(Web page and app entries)
....................
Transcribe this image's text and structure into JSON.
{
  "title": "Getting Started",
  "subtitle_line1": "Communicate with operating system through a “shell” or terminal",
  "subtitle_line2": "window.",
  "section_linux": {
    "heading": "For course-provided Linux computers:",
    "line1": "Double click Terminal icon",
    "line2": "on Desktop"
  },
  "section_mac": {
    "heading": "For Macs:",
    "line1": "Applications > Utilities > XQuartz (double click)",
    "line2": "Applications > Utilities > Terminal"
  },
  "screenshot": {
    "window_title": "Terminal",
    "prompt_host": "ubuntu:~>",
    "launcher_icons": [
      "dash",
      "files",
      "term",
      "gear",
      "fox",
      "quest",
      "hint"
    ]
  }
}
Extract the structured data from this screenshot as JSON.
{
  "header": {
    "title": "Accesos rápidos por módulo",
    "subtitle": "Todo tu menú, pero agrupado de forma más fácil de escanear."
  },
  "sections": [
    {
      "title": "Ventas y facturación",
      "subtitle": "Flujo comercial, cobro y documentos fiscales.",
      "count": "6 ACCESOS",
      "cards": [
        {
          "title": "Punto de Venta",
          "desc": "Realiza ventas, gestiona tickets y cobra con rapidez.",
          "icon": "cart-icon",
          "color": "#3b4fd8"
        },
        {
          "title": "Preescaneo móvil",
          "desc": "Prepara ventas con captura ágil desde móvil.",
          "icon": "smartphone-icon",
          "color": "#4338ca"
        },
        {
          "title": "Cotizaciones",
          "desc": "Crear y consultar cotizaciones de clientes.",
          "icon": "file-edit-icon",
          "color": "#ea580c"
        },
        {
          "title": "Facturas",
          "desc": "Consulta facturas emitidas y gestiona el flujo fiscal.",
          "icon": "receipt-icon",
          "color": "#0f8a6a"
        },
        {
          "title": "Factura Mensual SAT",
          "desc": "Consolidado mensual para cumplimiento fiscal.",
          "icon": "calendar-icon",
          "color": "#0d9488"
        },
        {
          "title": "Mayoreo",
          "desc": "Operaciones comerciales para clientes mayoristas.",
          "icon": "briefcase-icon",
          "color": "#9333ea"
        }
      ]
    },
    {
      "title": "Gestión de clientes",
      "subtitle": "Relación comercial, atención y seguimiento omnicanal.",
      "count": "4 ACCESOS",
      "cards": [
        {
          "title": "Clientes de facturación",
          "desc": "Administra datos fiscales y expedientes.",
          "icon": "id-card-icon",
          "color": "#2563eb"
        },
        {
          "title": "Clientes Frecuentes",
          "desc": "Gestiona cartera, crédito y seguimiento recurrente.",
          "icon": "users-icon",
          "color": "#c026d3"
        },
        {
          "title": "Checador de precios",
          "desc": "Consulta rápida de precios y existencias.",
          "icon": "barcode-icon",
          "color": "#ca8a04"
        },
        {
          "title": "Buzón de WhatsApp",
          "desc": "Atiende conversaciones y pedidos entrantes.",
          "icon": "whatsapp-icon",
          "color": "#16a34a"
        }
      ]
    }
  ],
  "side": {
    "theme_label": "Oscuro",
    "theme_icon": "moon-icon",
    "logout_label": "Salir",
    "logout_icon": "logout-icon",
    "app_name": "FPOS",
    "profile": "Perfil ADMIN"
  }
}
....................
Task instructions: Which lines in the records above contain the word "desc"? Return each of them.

Answer to the exercise:
          "desc": "Realiza ventas, gestiona tickets y cobra con rapidez.",
          "desc": "Prepara ventas con captura ágil desde móvil.",
          "desc": "Crear y consultar cotizaciones de clientes.",
          "desc": "Consulta facturas emitidas y gestiona el flujo fiscal.",
          "desc": "Consolidado mensual para cumplimiento fiscal.",
          "desc": "Operaciones comerciales para clientes mayoristas.",
          "desc": "Administra datos fiscales y expedientes.",
          "desc": "Gestiona cartera, crédito y seguimiento recurrente.",
          "desc": "Consulta rápida de precios y existencias.",
          "desc": "Atiende conversaciones y pedidos entrantes.",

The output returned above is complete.